BOWMAN: But you're right. As far as where the families would go, would that be part of this as well? Would Department of, you know, Homeland Security be asking for additional bed space for families? At this point we don't know. It's only HHS at this point.

KELLY: So are we talking barracks? I mean, we're talking 20,000 additional beds on these bases.

BOWMAN: That's right. I asked one Army officer, senior Army officer. I said, well, do you have barrack space...

KELLY: Right.

BOWMAN: ...At Fort Bliss to put all these folks in? And he said probably not. So you'd have to likely create some sort of a tent city at some point. And - but we don't have an answer to that yet.

KELLY: Another question is - we're talking unaccompanied children, thousands of unaccompanied children. What kind of facilities might be there in terms of playgrounds, facilities catering specifically to kids?

BOWMAN: Yeah. We don't have an answer to that either. During the Obama administration, they did house thousands of children for a short time at some of these very military bases, so I'm not sure exactly the facilities they created. Did the Army have a playground there or stuffed animals for these kids? We really don't have any detail right yet about what these facilities would look like.

KELLY: Has anything ever been done like this before?

BOWMAN: Well, again, during the Obama administration they did it for a short period of time. But again, it's difficult because you have to build this location. They would have to bring in maybe trailers for showers and also bathroom facilities. So...

KELLY: And I guess in terms of this scale, the numbers.

BOWMAN: Right. The numbers are very, very large of course.

KELLY: So does the military say it's ready to do this? Are they on board?

BOWMAN: Defense Secretary Jim Mattis said, we will see what we can do here. And again, it's - they're asking - HHS is asking the Pentagon, you know, can you fulfill this? I mean, how many beds can you provide? So we don't have an answer yet from the Pentagon - oh, we can provide 20,000. They may say we can provide half of that or three-quarters of that. At this point we really don't know. But what we do know is these two bases, Fort Bliss and Goodfellow Air Force Base, are some of the ones we expect to have these temporary beds for undocumented children.

KELLY: Seems to speak to the ongoing scramble to try to figure out how to respond to the president's executive order and the ongoing flux in immigration policy and what exactly...

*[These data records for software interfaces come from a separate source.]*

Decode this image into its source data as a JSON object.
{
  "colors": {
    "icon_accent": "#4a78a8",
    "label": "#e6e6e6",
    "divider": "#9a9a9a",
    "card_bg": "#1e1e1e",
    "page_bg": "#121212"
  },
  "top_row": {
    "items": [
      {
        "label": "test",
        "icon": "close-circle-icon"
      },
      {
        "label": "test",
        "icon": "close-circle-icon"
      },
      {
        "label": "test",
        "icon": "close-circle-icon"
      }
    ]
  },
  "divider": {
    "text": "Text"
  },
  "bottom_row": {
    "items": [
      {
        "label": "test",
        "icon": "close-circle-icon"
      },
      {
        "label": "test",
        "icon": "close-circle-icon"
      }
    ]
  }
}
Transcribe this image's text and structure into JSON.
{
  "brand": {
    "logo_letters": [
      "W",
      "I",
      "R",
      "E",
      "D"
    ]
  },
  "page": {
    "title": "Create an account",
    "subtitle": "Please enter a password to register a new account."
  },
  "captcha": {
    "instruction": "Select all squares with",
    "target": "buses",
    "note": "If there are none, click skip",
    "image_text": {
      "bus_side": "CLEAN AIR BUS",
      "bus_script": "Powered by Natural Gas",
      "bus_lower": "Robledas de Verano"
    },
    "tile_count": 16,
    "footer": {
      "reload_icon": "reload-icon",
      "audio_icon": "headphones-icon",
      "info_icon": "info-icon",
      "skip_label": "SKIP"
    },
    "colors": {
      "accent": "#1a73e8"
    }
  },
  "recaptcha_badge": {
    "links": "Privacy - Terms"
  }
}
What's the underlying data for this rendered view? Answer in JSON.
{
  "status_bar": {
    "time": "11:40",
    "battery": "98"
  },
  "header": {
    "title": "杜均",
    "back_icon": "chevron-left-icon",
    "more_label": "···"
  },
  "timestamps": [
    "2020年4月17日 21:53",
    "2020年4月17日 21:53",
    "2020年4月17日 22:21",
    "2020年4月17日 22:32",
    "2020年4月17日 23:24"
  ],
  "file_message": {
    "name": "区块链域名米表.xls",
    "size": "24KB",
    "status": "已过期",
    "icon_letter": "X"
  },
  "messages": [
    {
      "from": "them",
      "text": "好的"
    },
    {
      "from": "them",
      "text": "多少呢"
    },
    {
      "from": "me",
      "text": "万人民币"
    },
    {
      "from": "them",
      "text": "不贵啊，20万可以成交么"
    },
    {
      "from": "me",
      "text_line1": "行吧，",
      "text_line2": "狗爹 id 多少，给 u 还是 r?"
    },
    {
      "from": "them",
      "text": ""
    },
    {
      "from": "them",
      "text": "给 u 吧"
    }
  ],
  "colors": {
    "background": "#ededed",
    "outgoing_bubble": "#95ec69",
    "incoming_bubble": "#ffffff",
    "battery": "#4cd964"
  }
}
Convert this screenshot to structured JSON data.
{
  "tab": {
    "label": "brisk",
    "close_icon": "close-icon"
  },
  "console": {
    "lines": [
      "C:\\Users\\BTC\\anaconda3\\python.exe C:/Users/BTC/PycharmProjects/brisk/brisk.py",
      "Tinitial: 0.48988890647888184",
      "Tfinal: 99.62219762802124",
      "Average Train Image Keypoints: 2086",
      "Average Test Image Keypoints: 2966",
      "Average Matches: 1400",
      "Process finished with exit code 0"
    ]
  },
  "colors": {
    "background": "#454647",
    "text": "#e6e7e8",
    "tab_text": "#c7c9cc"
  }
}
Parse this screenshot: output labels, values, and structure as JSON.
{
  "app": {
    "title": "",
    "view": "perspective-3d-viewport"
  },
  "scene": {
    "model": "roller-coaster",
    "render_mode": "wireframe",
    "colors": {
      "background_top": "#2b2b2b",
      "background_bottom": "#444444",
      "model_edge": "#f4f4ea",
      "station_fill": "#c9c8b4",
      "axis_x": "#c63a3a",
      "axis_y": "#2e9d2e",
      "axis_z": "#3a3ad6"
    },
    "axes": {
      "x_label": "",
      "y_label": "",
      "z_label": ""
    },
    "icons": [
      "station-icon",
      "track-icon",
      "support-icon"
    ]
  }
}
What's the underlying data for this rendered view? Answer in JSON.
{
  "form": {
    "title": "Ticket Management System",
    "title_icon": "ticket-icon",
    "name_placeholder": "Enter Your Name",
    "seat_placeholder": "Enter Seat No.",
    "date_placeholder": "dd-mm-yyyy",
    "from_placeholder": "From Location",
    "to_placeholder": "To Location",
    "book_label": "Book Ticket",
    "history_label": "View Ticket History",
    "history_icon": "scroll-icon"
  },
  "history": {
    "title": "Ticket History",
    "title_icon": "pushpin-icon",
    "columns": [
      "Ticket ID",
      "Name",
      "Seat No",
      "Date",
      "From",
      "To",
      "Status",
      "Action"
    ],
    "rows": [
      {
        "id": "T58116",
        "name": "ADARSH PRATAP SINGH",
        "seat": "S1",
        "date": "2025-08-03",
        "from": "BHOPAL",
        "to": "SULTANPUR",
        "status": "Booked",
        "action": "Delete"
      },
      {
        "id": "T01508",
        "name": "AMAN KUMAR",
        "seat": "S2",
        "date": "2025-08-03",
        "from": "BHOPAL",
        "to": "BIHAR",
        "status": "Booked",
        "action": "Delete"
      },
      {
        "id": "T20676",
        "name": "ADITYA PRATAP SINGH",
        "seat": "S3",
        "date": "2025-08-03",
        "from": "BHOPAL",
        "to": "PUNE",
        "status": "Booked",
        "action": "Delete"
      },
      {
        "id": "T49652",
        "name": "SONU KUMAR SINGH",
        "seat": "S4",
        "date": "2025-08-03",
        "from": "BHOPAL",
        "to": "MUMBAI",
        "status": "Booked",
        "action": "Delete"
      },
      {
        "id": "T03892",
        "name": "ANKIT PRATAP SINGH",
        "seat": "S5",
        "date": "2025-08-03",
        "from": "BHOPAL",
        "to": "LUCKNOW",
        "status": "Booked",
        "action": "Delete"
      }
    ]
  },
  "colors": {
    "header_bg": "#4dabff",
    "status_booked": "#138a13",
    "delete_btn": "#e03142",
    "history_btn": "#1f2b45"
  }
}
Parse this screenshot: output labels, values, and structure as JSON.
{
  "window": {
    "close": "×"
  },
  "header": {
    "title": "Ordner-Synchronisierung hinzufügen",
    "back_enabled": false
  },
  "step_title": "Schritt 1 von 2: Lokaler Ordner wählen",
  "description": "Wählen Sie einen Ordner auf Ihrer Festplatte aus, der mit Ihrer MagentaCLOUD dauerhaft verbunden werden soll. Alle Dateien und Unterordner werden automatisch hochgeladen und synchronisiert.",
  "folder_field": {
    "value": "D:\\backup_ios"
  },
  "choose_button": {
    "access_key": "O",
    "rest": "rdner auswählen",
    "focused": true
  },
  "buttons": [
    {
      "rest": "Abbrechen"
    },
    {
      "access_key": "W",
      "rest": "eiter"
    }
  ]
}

BOWMAN: That's absolutely right.

KELLY: ...Is happening at the border. NPR's Tom Bowman, thank you.

BOWMAN: You're welcome. Transcript provided by NPR, Copyright NPR.